So, when None So Blind was published, I realised that I was going to have to do something decisive if I wanted it to be a success. The female crime writers’ collective Killer Women had recently been established and it seemed that Welsh crime writers needed a similar organisation, one that would both raise awareness of Welsh crime fiction and provide a support network for those of us working in the genre. I floated the idea with Matt Johnson and Rosie Claverton, both of whom I’d met at Crimefest, and together, the three of us founded Crime Cymru.
In a recent article, in which you discuss the Crime Cymru collective, you stated: ‘We believe we have something unique to offer the world of crime fiction, that the social issues which crime fiction naturally explores have a different flavour in Wales because of our very particular history.’ How has Crime Cymru developed since this moment? Has working together as a group helped to push the recognition of Welsh fiction forward?

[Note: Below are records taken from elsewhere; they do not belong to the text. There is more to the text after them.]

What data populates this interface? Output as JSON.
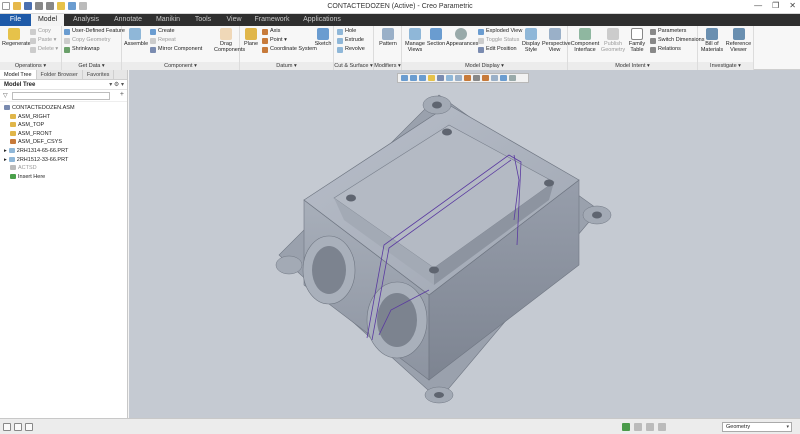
{
  "window": {
    "title": "CONTACTEDOZEN (Active) - Creo Parametric",
    "controls": [
      "—",
      "❐",
      "✕"
    ]
  },
  "qat_icons": [
    "new-icon",
    "open-icon",
    "save-icon",
    "undo-icon",
    "redo-icon",
    "regenerate-icon",
    "windows-icon",
    "close-icon"
  ],
  "tabs": [
    "File",
    "Model",
    "Analysis",
    "Annotate",
    "Manikin",
    "Tools",
    "View",
    "Framework",
    "Applications"
  ],
  "ribbon": {
    "operations": {
      "label": "Operations ▾",
      "regenerate": "Regenerate",
      "copy": "Copy",
      "paste": "Paste ▾",
      "delete": "Delete ▾"
    },
    "getdata": {
      "label": "Get Data ▾",
      "udf": "User-Defined Feature",
      "copy_geometry": "Copy Geometry",
      "shrinkwrap": "Shrinkwrap"
    },
    "component": {
      "label": "Component ▾",
      "assemble": "Assemble",
      "create": "Create",
      "repeat": "Repeat",
      "mirror": "Mirror Component",
      "drag": "Drag Components"
    },
    "datum": {
      "label": "Datum ▾",
      "plane": "Plane",
      "axis": "Axis",
      "point": "Point ▾",
      "csys": "Coordinate System",
      "sketch": "Sketch"
    },
    "cut": {
      "label": "Cut & Surface ▾",
      "hole": "Hole",
      "extrude": "Extrude",
      "revolve": "Revolve"
    },
    "modifiers": {
      "label": "Modifiers ▾",
      "pattern": "Pattern"
    },
    "display": {
      "label": "Model Display ▾",
      "manage_views": "Manage Views",
      "section": "Section",
      "appearances": "Appearances",
      "exploded": "Exploded View",
      "toggle": "Toggle Status",
      "edit_position": "Edit Position",
      "display_style": "Display Style",
      "perspective": "Perspective View"
    },
    "intent": {
      "label": "Model Intent ▾",
      "component_interface": "Component Interface",
      "publish": "Publish Geometry",
      "family": "Family Table",
      "parameters": "Parameters",
      "switch_dims": "Switch Dimensions",
      "relations": "Relations"
    },
    "investigate": {
      "label": "Investigate ▾",
      "bom": "Bill of Materials",
      "reference": "Reference Viewer"
    }
  },
  "panel": {
    "tabs": [
      "Model Tree",
      "Folder Browser",
      "Favorites"
    ],
    "title": "Model Tree",
    "filter_placeholder": "",
    "nodes": [
      {
        "label": "CONTACTEDOZEN.ASM",
        "color": "#7a8bb0",
        "indent": 0,
        "muted": false
      },
      {
        "label": "ASM_RIGHT",
        "color": "#e0b64a",
        "indent": 1,
        "muted": false
      },
      {
        "label": "ASM_TOP",
        "color": "#e0b64a",
        "indent": 1,
        "muted": false
      },
      {
        "label": "ASM_FRONT",
        "color": "#e0b64a",
        "indent": 1,
        "muted": false
      },
      {
        "label": "ASM_DEF_CSYS",
        "color": "#c77a3a",
        "indent": 1,
        "muted": false
      },
      {
        "label": "2RH1314-65-66.PRT",
        "color": "#8fb7d8",
        "indent": 0,
        "muted": false,
        "expander": true
      },
      {
        "label": "2RH1512-33-66.PRT",
        "color": "#8fb7d8",
        "indent": 0,
        "muted": false,
        "expander": true
      },
      {
        "label": "ACTSD",
        "color": "#bbbbbb",
        "indent": 1,
        "muted": true
      },
      {
        "label": "Insert Here",
        "color": "#4aa04a",
        "indent": 1,
        "muted": false
      }
    ]
  },
  "graphics_toolbar_icons": [
    "refit-icon",
    "zoom-in-icon",
    "zoom-out-icon",
    "repaint-icon",
    "orient-icon",
    "saved-views-icon",
    "display-style-icon",
    "datum-display-icon",
    "annotation-icon",
    "spin-center-icon",
    "perspective-icon",
    "section-icon",
    "appearance-icon"
  ],
  "status": {
    "filter": "Geometry"
  },
  "colors": {
    "file_tab": "#1e5aa8",
    "tab_bar": "#2f2f2f",
    "viewport": "#c5cad2",
    "model_body": "#a0a7b3",
    "sketch_lines": "#5a3aa0"
  }
}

Our intention, when we founded Crime Cymru, was to draw in as many crime writers with a Welsh connection as possible (defining as authors born in, living in or setting their books in Wales), to provide regular meetings to share expertise and – collectively – to publicise our work to the British crime-reading public.
Now, Crime Cymru has thirty paid members and a track record of author appearances at most of the major crime fiction festivals in the UK. We have partnered with Cardiff Central Library to run Wales’s first crime fiction festival, Crime and Coffee. The festival ran for three days in June 2018 and 2019. Our members have appeared on Radio 4, Radio Wales, Radio Cymru and in regional newspapers. We were thinking about running our own Crime Cymru festival in 2021 (though that may now need to be pushed back to 2022), ideally in Aberystwyth. We would like to be as inclusive as possible. As well as inviting some headline names from Britain’s crime writing community, we want to showcase the wealth of talent we have here in Wales.
To find out more about Crime Cymru and how to get involved, head to the Crime Cymru About page.
Finally, what message do you hope people take from this book?
Enjoyment. That of a story well told, getting to know characters who draw you into their world, of feeling a sense of connection with another time and place. The time in which we live moulds us and makes us. We might like to think we’re rebellious and non-conformist – Harry Probert-Lloyd certainly does – but you can only rebel against what’s around you, so his rebellion is shaped by the times he lives in. Morals and world-views may change but emotions don’t. In response to the circumstances in which they find themselves, people have always been kind, selfish, greedy, generous, desperate, ruthless, selfless… and they always will be. If that’s a message, then that’ll do me.
Copies of Those Who Know are available to pre-order on Amazon
Issy Rixon is one of this season’s Digital Cultural Correspondent in a new partnership with Aberystwyth University’s Faculty of Arts and Social Sciences.